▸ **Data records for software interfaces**
++++++++

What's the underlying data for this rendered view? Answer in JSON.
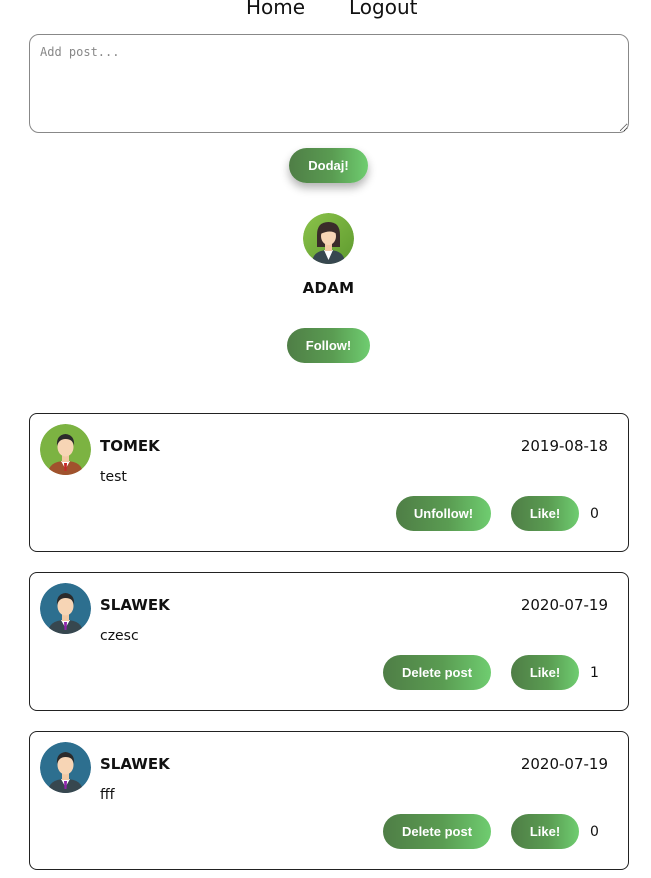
{
  "nav": {
    "home": "Home",
    "logout": "Logout"
  },
  "composer": {
    "placeholder": "Add post...",
    "submit_label": "Dodaj!"
  },
  "profile": {
    "name": "ADAM",
    "follow_label": "Follow!",
    "avatar_icon": "female-user-avatar-icon"
  },
  "posts": [
    {
      "author": "TOMEK",
      "date": "2019-08-18",
      "content": "test",
      "action_label": "Unfollow!",
      "like_label": "Like!",
      "likes": "0",
      "avatar_icon": "male-user-avatar-icon"
    },
    {
      "author": "SLAWEK",
      "date": "2020-07-19",
      "content": "czesc",
      "action_label": "Delete post",
      "like_label": "Like!",
      "likes": "1",
      "avatar_icon": "male-user-avatar-icon"
    },
    {
      "author": "SLAWEK",
      "date": "2020-07-19",
      "content": "fff",
      "action_label": "Delete post",
      "like_label": "Like!",
      "likes": "0",
      "avatar_icon": "male-user-avatar-icon"
    }
  ],
  "colors": {
    "button_gradient_start": "#4f7e46",
    "button_gradient_end": "#6fcd70",
    "avatar_green": "#7cb342",
    "avatar_blue": "#2d6f8f"
  }
}
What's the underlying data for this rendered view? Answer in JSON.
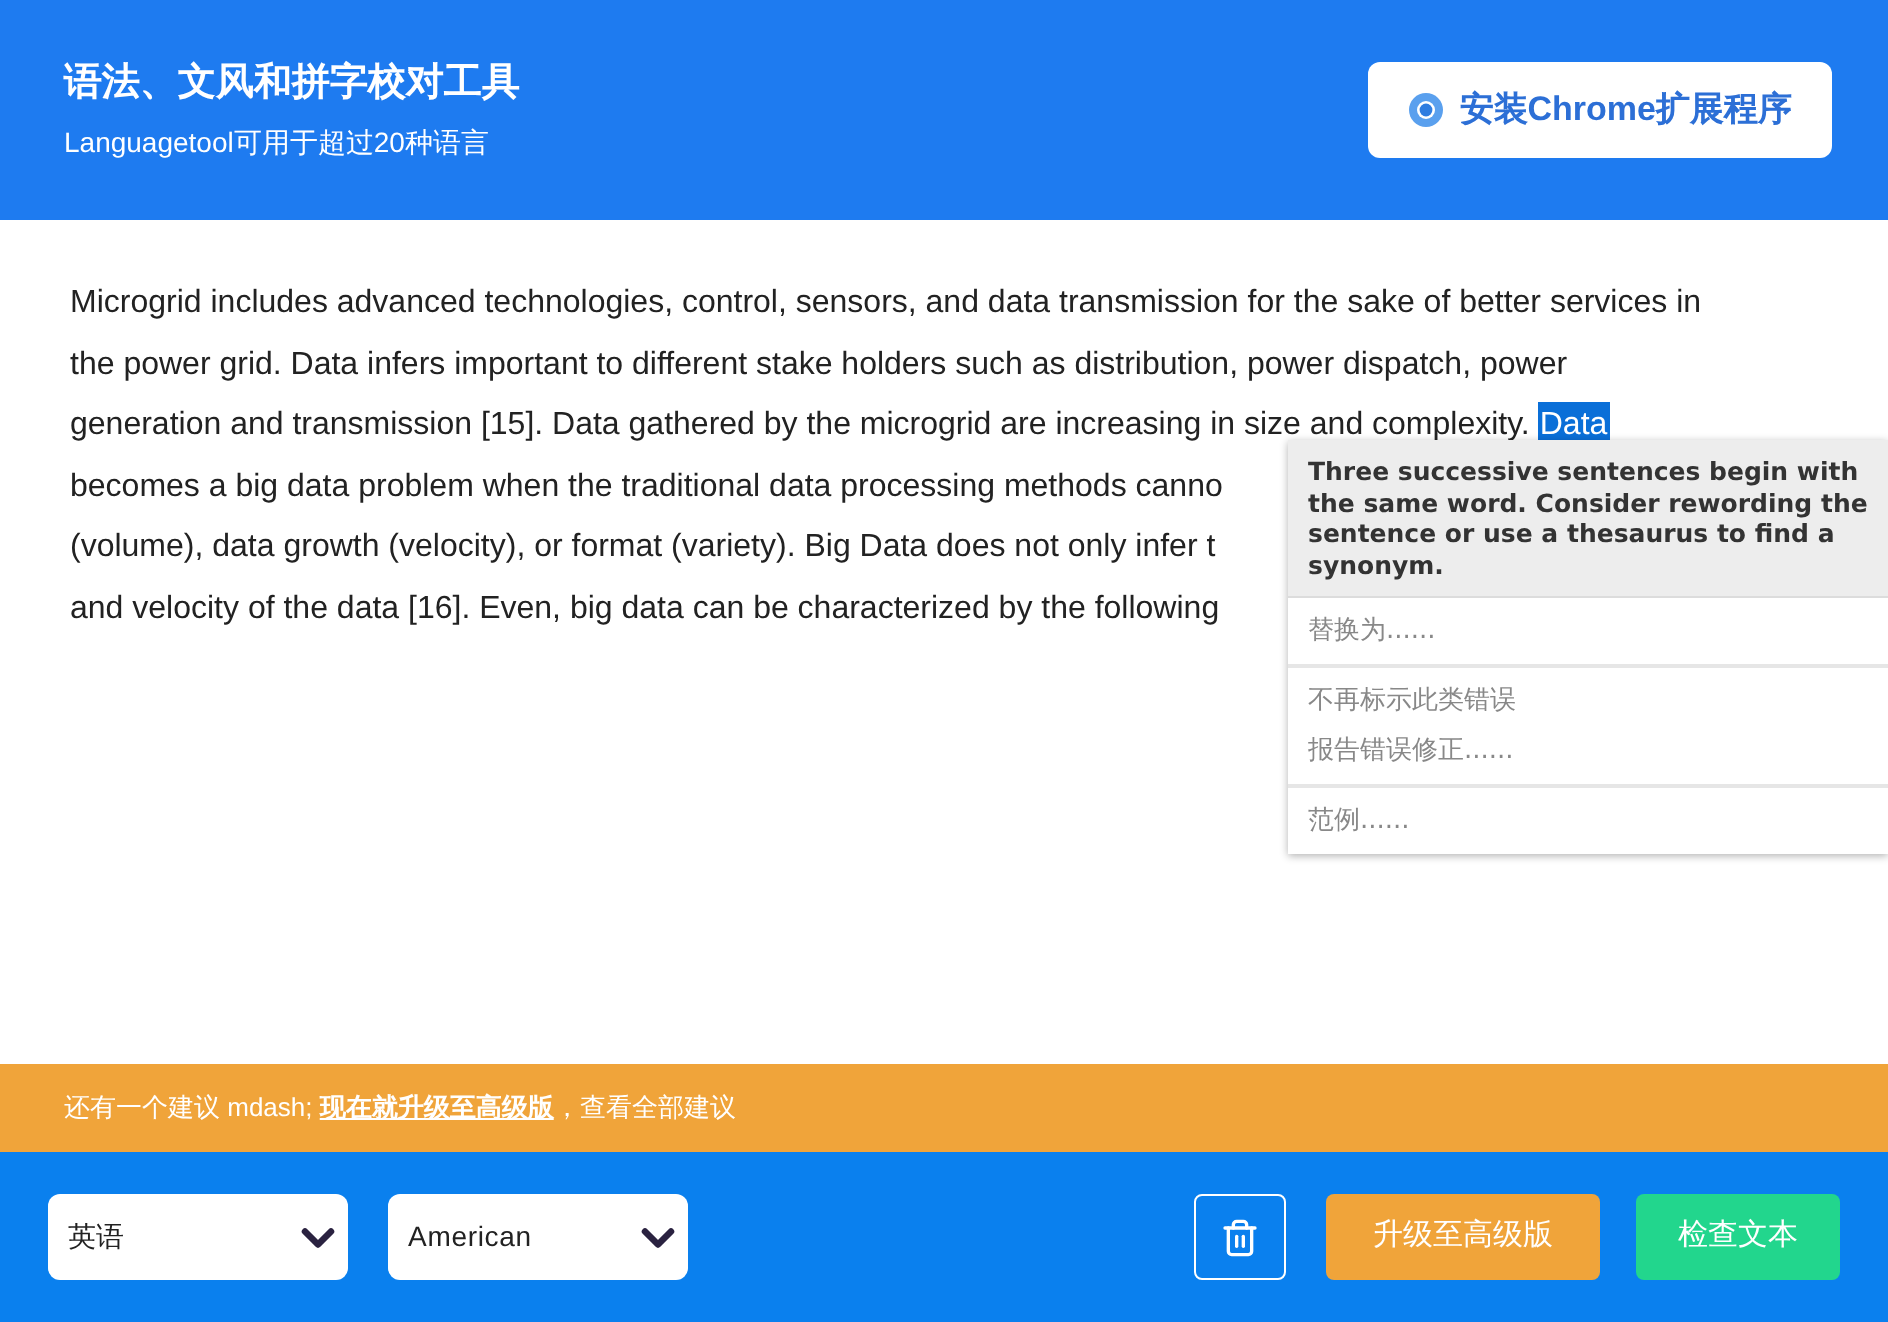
{
  "header": {
    "title": "语法、文风和拼字校对工具",
    "subtitle": "Languagetool可用于超过20种语言",
    "install_button": "安装Chrome扩展程序"
  },
  "editor": {
    "lines": [
      {
        "text": "Microgrid includes advanced technologies, control, sensors, and data transmission for the sake of better services in"
      },
      {
        "text": "the power grid. Data infers important to different stake holders such as distribution, power dispatch, power"
      },
      {
        "text": "generation and transmission [15]. Data gathered by the microgrid are increasing in size and complexity.",
        "highlight": "Data"
      },
      {
        "text": "becomes a big data problem when the traditional data processing methods canno"
      },
      {
        "text": "(volume), data growth (velocity), or format (variety). Big Data does not only infer t"
      },
      {
        "text": "and velocity of the data [16]. Even, big data can be characterized by the following"
      }
    ]
  },
  "popup": {
    "message": "Three successive sentences begin with the same word. Consider rewording the sentence or use a thesaurus to find a synonym.",
    "groups": [
      [
        "替换为......"
      ],
      [
        "不再标示此类错误",
        "报告错误修正......"
      ],
      [
        "范例......"
      ]
    ]
  },
  "notice": {
    "prefix": "还有一个建议 mdash; ",
    "link": "现在就升级至高级版",
    "suffix": "，查看全部建议"
  },
  "footer": {
    "language": "英语",
    "variant": "American",
    "upgrade_button": "升级至高级版",
    "check_button": "检查文本"
  }
}
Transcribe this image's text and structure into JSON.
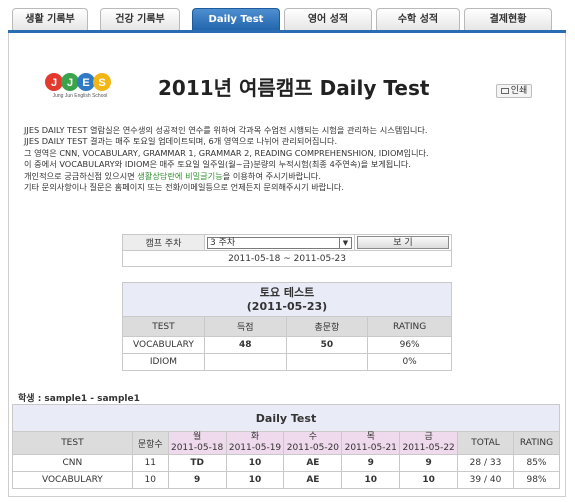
{
  "tabs": [
    {
      "label": "생활 기록부",
      "active": false
    },
    {
      "label": "건강 기록부",
      "active": false
    },
    {
      "label": "Daily Test",
      "active": true
    },
    {
      "label": "영어 성적",
      "active": false
    },
    {
      "label": "수학 성적",
      "active": false
    },
    {
      "label": "결제현황",
      "active": false
    }
  ],
  "header": {
    "logo_text": "Jung Jun English School",
    "title": "2011년 여름캠프 Daily Test",
    "print_label": "인쇄"
  },
  "description": {
    "line1": "JJES DAILY TEST 열람실은 연수생의 성공적인 연수를 위하여 각과목 수업전 시행되는 시험을 관리하는 시스템입니다.",
    "line2": "JJES DAILY TEST 결과는 매주 토요일 업데이트되며, 6개 영역으로 나뉘어 관리되어집니다.",
    "line3": "그 영역은 CNN, VOCABULARY, GRAMMAR 1, GRAMMAR 2, READING COMPREHENSHION, IDIOM입니다.",
    "line4": "이 중에서 VOCABULARY와 IDIOM은 매주 토요일 일주일(월~금)분량의 누적시험(최종 4주연속)을 보게됩니다.",
    "line5_pre": "개인적으로 궁금하신점 있으시면 ",
    "line5_hl": "생활상담란에 비밀글기능",
    "line5_post": "을 이용하여 주시기바랍니다.",
    "line6": "기타 문의사항이나 질문은 홈페이지 또는 전화/이메일등으로 언제든지 문의해주시기 바랍니다."
  },
  "week_selector": {
    "label": "캠프 주차",
    "selected": "3 주차",
    "button": "보 기",
    "date_range": "2011-05-18 ~ 2011-05-23"
  },
  "saturday_test": {
    "title": "토요 테스트",
    "date": "(2011-05-23)",
    "columns": [
      "TEST",
      "득점",
      "총문항",
      "RATING"
    ],
    "rows": [
      {
        "test": "VOCABULARY",
        "score": "48",
        "total": "50",
        "rating": "96%"
      },
      {
        "test": "IDIOM",
        "score": "",
        "total": "",
        "rating": "0%"
      }
    ]
  },
  "student": "학생 : sample1 - sample1",
  "daily_test": {
    "title": "Daily Test",
    "col_test": "TEST",
    "col_count": "문항수",
    "days": [
      {
        "day": "월",
        "date": "2011-05-18"
      },
      {
        "day": "화",
        "date": "2011-05-19"
      },
      {
        "day": "수",
        "date": "2011-05-20"
      },
      {
        "day": "목",
        "date": "2011-05-21"
      },
      {
        "day": "금",
        "date": "2011-05-22"
      }
    ],
    "col_total": "TOTAL",
    "col_rating": "RATING",
    "rows": [
      {
        "test": "CNN",
        "count": "11",
        "d1": "TD",
        "d2": "10",
        "d3": "AE",
        "d4": "9",
        "d5": "9",
        "total": "28 / 33",
        "rating": "85%"
      },
      {
        "test": "VOCABULARY",
        "count": "10",
        "d1": "9",
        "d2": "10",
        "d3": "AE",
        "d4": "10",
        "d5": "10",
        "total": "39 / 40",
        "rating": "98%"
      }
    ]
  }
}
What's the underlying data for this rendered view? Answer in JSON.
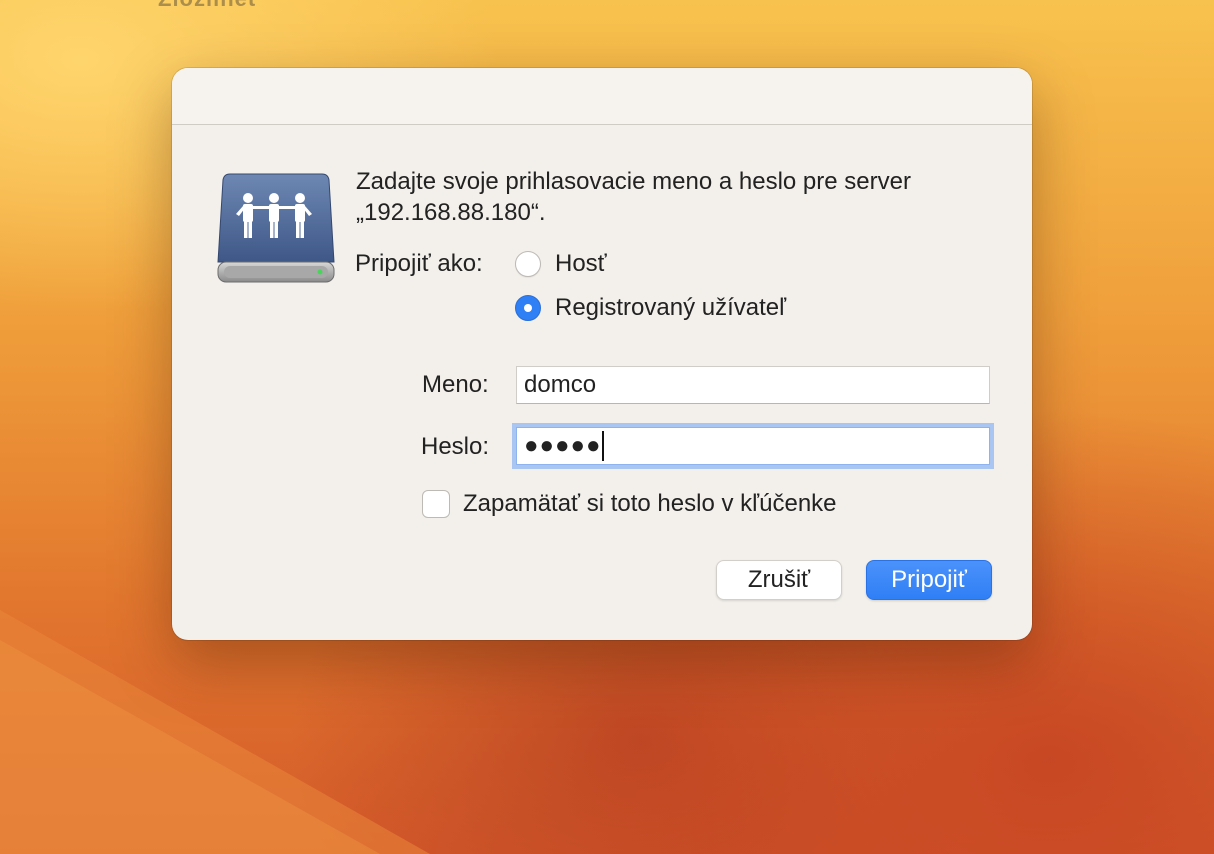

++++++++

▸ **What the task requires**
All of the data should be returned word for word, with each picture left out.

▸ **Task response**
What's the underlying data for this rendered view? Answer in JSON.
{
  "nav": {
    "home": "Home",
    "logout": "Logout"
  },
  "composer": {
    "placeholder": "Add post...",
    "submit_label": "Dodaj!"
  },
  "profile": {
    "name": "ADAM",
    "follow_label": "Follow!",
    "avatar_icon": "female-user-avatar-icon"
  },
  "posts": [
    {
      "author": "TOMEK",
      "date": "2019-08-18",
      "content": "test",
      "action_label": "Unfollow!",
      "like_label": "Like!",
      "likes": "0",
      "avatar_icon": "male-user-avatar-icon"
    },
    {
      "author": "SLAWEK",
      "date": "2020-07-19",
      "content": "czesc",
      "action_label": "Delete post",
      "like_label": "Like!",
      "likes": "1",
      "avatar_icon": "male-user-avatar-icon"
    },
    {
      "author": "SLAWEK",
      "date": "2020-07-19",
      "content": "fff",
      "action_label": "Delete post",
      "like_label": "Like!",
      "likes": "0",
      "avatar_icon": "male-user-avatar-icon"
    }
  ],
  "colors": {
    "button_gradient_start": "#4f7e46",
    "button_gradient_end": "#6fcd70",
    "avatar_green": "#7cb342",
    "avatar_blue": "#2d6f8f"
  }
}
What's the underlying data for this rendered view? Answer in JSON.
{
  "header": {
    "title": "语法、文风和拼字校对工具",
    "subtitle": "Languagetool可用于超过20种语言",
    "install_button": "安装Chrome扩展程序"
  },
  "editor": {
    "lines": [
      {
        "text": "Microgrid includes advanced technologies, control, sensors, and data transmission for the sake of better services in"
      },
      {
        "text": "the power grid. Data infers important to different stake holders such as distribution, power dispatch, power"
      },
      {
        "text": "generation and transmission [15]. Data gathered by the microgrid are increasing in size and complexity.",
        "highlight": "Data"
      },
      {
        "text": "becomes a big data problem when the traditional data processing methods canno"
      },
      {
        "text": "(volume), data growth (velocity), or format (variety). Big Data does not only infer t"
      },
      {
        "text": "and velocity of the data [16]. Even, big data can be characterized by the following"
      }
    ]
  },
  "popup": {
    "message": "Three successive sentences begin with the same word. Consider rewording the sentence or use a thesaurus to find a synonym.",
    "groups": [
      [
        "替换为......"
      ],
      [
        "不再标示此类错误",
        "报告错误修正......"
      ],
      [
        "范例......"
      ]
    ]
  },
  "notice": {
    "prefix": "还有一个建议 mdash; ",
    "link": "现在就升级至高级版",
    "suffix": "，查看全部建议"
  },
  "footer": {
    "language": "英语",
    "variant": "American",
    "upgrade_button": "升级至高级版",
    "check_button": "检查文本"
  }
}
Transcribe this image's text and structure into JSON.
{
  "tabs": [
    {
      "label": "생활 기록부",
      "active": false
    },
    {
      "label": "건강 기록부",
      "active": false
    },
    {
      "label": "Daily Test",
      "active": true
    },
    {
      "label": "영어 성적",
      "active": false
    },
    {
      "label": "수학 성적",
      "active": false
    },
    {
      "label": "결제현황",
      "active": false
    }
  ],
  "header": {
    "logo_text": "Jung Jun English School",
    "title": "2011년 여름캠프 Daily Test",
    "print_label": "인쇄"
  },
  "description": {
    "line1": "JJES DAILY TEST 열람실은 연수생의 성공적인 연수를 위하여 각과목 수업전 시행되는 시험을 관리하는 시스템입니다.",
    "line2": "JJES DAILY TEST 결과는 매주 토요일 업데이트되며, 6개 영역으로 나뉘어 관리되어집니다.",
    "line3": "그 영역은 CNN, VOCABULARY, GRAMMAR 1, GRAMMAR 2, READING COMPREHENSHION, IDIOM입니다.",
    "line4": "이 중에서 VOCABULARY와 IDIOM은 매주 토요일 일주일(월~금)분량의 누적시험(최종 4주연속)을 보게됩니다.",
    "line5_pre": "개인적으로 궁금하신점 있으시면 ",
    "line5_hl": "생활상담란에 비밀글기능",
    "line5_post": "을 이용하여 주시기바랍니다.",
    "line6": "기타 문의사항이나 질문은 홈페이지 또는 전화/이메일등으로 언제든지 문의해주시기 바랍니다."
  },
  "week_selector": {
    "label": "캠프 주차",
    "selected": "3 주차",
    "button": "보 기",
    "date_range": "2011-05-18 ~ 2011-05-23"
  },
  "saturday_test": {
    "title": "토요 테스트",
    "date": "(2011-05-23)",
    "columns": [
      "TEST",
      "득점",
      "총문항",
      "RATING"
    ],
    "rows": [
      {
        "test": "VOCABULARY",
        "score": "48",
        "total": "50",
        "rating": "96%"
      },
      {
        "test": "IDIOM",
        "score": "",
        "total": "",
        "rating": "0%"
      }
    ]
  },
  "student": "학생 : sample1 - sample1",
  "daily_test": {
    "title": "Daily Test",
    "col_test": "TEST",
    "col_count": "문항수",
    "days": [
      {
        "day": "월",
        "date": "2011-05-18"
      },
      {
        "day": "화",
        "date": "2011-05-19"
      },
      {
        "day": "수",
        "date": "2011-05-20"
      },
      {
        "day": "목",
        "date": "2011-05-21"
      },
      {
        "day": "금",
        "date": "2011-05-22"
      }
    ],
    "col_total": "TOTAL",
    "col_rating": "RATING",
    "rows": [
      {
        "test": "CNN",
        "count": "11",
        "d1": "TD",
        "d2": "10",
        "d3": "AE",
        "d4": "9",
        "d5": "9",
        "total": "28 / 33",
        "rating": "85%"
      },
      {
        "test": "VOCABULARY",
        "count": "10",
        "d1": "9",
        "d2": "10",
        "d3": "AE",
        "d4": "10",
        "d5": "10",
        "total": "39 / 40",
        "rating": "98%"
      }
    ]
  }
}
What's the underlying data for this rendered view? Answer in JSON.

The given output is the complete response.